__WHAT THE TASK REQUIRES__:
Output all the records word for word. Drop the pictures.

__SOURCE INFORMATION__:
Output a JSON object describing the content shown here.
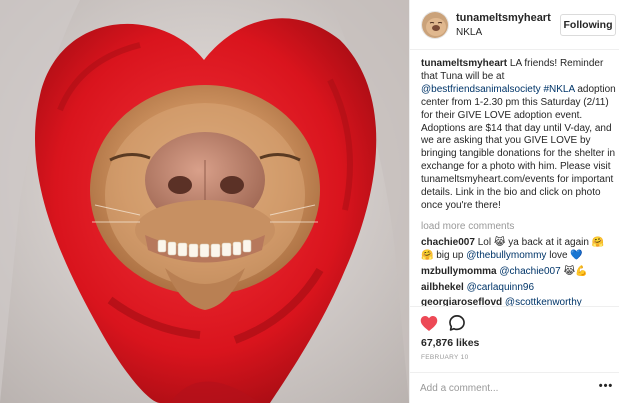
{
  "header": {
    "username": "tunameltsmyheart",
    "location": "NKLA",
    "follow_label": "Following"
  },
  "caption": {
    "username": "tunameltsmyheart",
    "text_1": " LA friends! Reminder that Tuna will be at ",
    "mention": "@bestfriendsanimalsociety",
    "text_2": " ",
    "hashtag": "#NKLA",
    "text_3": " adoption center from 1-2.30 pm this Saturday (2/11) for their GIVE LOVE adoption event. Adoptions are $14 that day until V-day, and we are asking that you GIVE LOVE by bringing tangible donations for the shelter in exchange for a photo with him. Please visit tunameltsmyheart.com/events for important details. Link in the bio and click on photo once you're there!"
  },
  "load_more_label": "load more comments",
  "comments": [
    {
      "username": "chachie007",
      "text_a": " Lol ",
      "emoji_a": "😹",
      "text_b": " ya back at it again ",
      "emoji_b": "🤗",
      "emoji_c": "🤗",
      "text_c": " big up ",
      "mention": "@thebullymommy",
      "text_d": " love ",
      "emoji_d": "💙"
    },
    {
      "username": "mzbullymomma",
      "mention": "@chachie007",
      "emoji_a": "😹",
      "emoji_b": "💪"
    },
    {
      "username": "ailbhekel",
      "mention": "@carlaquinn96"
    },
    {
      "username": "georgiaroseflovd",
      "mention": "@scottkenworthy"
    }
  ],
  "actions": {
    "likes": "67,876 likes",
    "date": "FEBRUARY 10"
  },
  "add_comment": {
    "placeholder": "Add a comment...",
    "more_label": "•••"
  },
  "colors": {
    "heart_red": "#ed4956",
    "link_blue": "#003569",
    "muted_gray": "#999999",
    "blanket_red": "#d9141d"
  },
  "icons": {
    "like": "heart-filled-icon",
    "comment": "speech-bubble-icon",
    "more": "ellipsis-icon"
  }
}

__YOUR RESPONSE__:
Output a JSON object describing the content shown here.
{
  "header": {
    "username": "tunameltsmyheart",
    "location": "NKLA",
    "follow_label": "Following"
  },
  "caption": {
    "username": "tunameltsmyheart",
    "text_1": " LA friends! Reminder that Tuna will be at ",
    "mention": "@bestfriendsanimalsociety",
    "text_2": " ",
    "hashtag": "#NKLA",
    "text_3": " adoption center from 1-2.30 pm this Saturday (2/11) for their GIVE LOVE adoption event. Adoptions are $14 that day until V-day, and we are asking that you GIVE LOVE by bringing tangible donations for the shelter in exchange for a photo with him. Please visit tunameltsmyheart.com/events for important details. Link in the bio and click on photo once you're there!"
  },
  "load_more_label": "load more comments",
  "comments": [
    {
      "username": "chachie007",
      "text_a": " Lol ",
      "emoji_a": "😹",
      "text_b": " ya back at it again ",
      "emoji_b": "🤗",
      "emoji_c": "🤗",
      "text_c": " big up ",
      "mention": "@thebullymommy",
      "text_d": " love ",
      "emoji_d": "💙"
    },
    {
      "username": "mzbullymomma",
      "mention": "@chachie007",
      "emoji_a": "😹",
      "emoji_b": "💪"
    },
    {
      "username": "ailbhekel",
      "mention": "@carlaquinn96"
    },
    {
      "username": "georgiaroseflovd",
      "mention": "@scottkenworthy"
    }
  ],
  "actions": {
    "likes": "67,876 likes",
    "date": "FEBRUARY 10"
  },
  "add_comment": {
    "placeholder": "Add a comment...",
    "more_label": "•••"
  },
  "colors": {
    "heart_red": "#ed4956",
    "link_blue": "#003569",
    "muted_gray": "#999999",
    "blanket_red": "#d9141d"
  },
  "icons": {
    "like": "heart-filled-icon",
    "comment": "speech-bubble-icon",
    "more": "ellipsis-icon"
  }
}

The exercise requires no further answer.